▶ [WORK ORDER] Gather every line from the entries below that includes "image".

##### STORED DATA

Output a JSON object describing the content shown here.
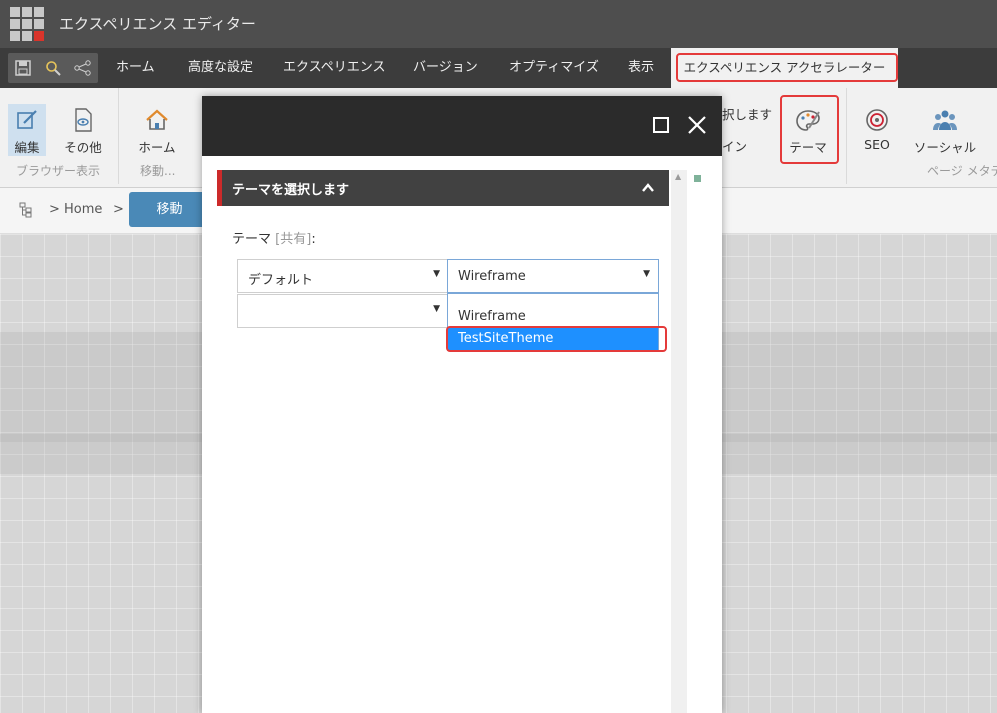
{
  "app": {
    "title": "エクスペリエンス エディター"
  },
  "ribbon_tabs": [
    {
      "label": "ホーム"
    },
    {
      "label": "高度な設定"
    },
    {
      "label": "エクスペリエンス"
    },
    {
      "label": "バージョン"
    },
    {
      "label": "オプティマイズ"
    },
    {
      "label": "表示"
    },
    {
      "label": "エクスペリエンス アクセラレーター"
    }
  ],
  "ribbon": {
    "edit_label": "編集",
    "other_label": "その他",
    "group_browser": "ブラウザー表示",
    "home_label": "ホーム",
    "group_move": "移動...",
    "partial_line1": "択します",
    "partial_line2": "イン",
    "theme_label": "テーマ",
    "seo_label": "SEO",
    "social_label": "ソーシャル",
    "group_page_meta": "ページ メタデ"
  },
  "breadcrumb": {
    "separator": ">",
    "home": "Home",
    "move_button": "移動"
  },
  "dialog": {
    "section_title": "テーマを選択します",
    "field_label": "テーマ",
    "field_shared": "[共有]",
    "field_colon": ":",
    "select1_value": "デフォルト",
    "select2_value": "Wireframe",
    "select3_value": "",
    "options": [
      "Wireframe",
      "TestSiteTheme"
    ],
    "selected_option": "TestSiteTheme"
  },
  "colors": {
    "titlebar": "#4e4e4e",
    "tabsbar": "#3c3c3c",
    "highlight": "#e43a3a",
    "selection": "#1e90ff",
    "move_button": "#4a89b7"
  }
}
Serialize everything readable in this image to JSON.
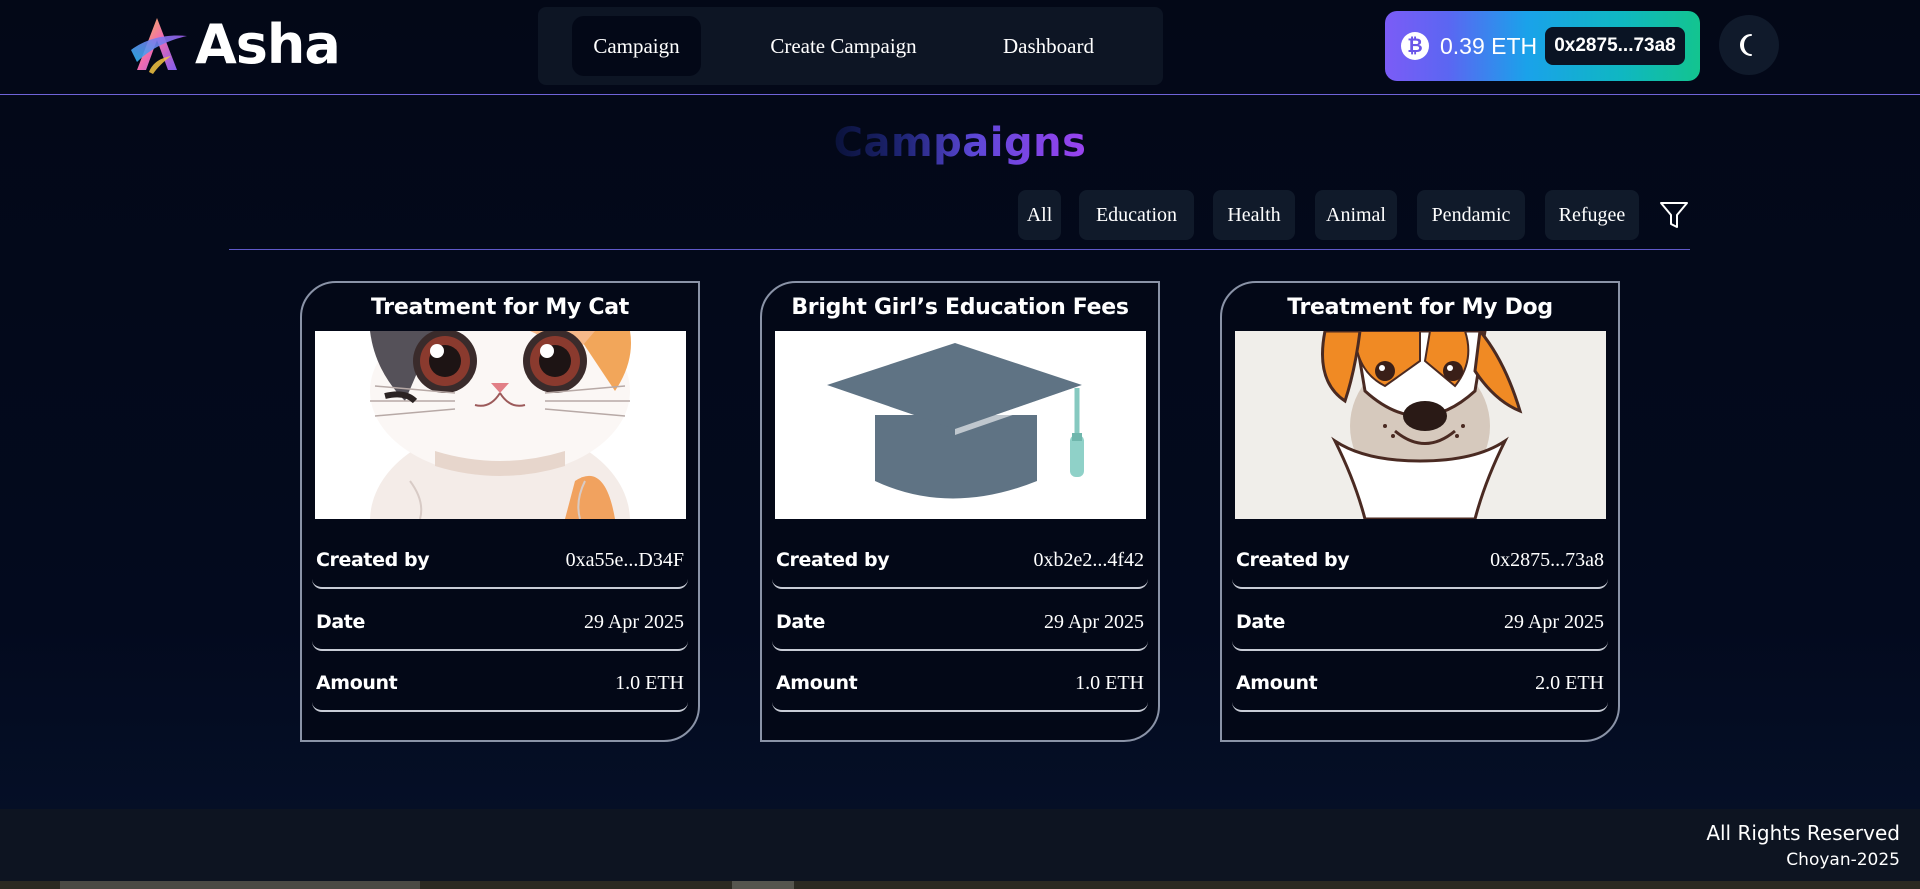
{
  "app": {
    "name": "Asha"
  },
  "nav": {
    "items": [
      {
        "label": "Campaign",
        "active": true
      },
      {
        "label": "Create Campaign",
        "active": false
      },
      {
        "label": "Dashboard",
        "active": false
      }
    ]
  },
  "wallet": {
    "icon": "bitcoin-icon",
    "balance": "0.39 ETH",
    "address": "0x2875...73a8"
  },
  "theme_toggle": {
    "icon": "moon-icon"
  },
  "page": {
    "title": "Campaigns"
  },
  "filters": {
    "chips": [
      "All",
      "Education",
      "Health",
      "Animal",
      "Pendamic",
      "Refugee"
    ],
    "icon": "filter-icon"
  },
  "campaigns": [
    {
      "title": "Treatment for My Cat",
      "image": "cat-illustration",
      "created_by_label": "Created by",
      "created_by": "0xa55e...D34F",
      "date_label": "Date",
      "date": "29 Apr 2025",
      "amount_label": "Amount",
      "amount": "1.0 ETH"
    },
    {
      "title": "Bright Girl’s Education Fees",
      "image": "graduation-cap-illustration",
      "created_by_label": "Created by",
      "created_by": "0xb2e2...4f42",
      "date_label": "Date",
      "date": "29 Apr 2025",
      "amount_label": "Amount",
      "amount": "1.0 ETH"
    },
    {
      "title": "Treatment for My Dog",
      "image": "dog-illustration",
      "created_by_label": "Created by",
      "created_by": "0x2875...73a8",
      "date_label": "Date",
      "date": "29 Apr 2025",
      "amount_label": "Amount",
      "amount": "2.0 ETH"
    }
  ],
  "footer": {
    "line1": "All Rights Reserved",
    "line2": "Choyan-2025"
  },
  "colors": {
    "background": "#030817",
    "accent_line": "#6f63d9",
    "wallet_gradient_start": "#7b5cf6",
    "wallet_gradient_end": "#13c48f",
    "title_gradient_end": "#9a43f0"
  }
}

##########

▶ [REPLY TO THE EXERCISE]
Serialize everything readable in this image to JSON.
      "image": "cat-illustration",
      "image": "graduation-cap-illustration",
      "image": "dog-illustration",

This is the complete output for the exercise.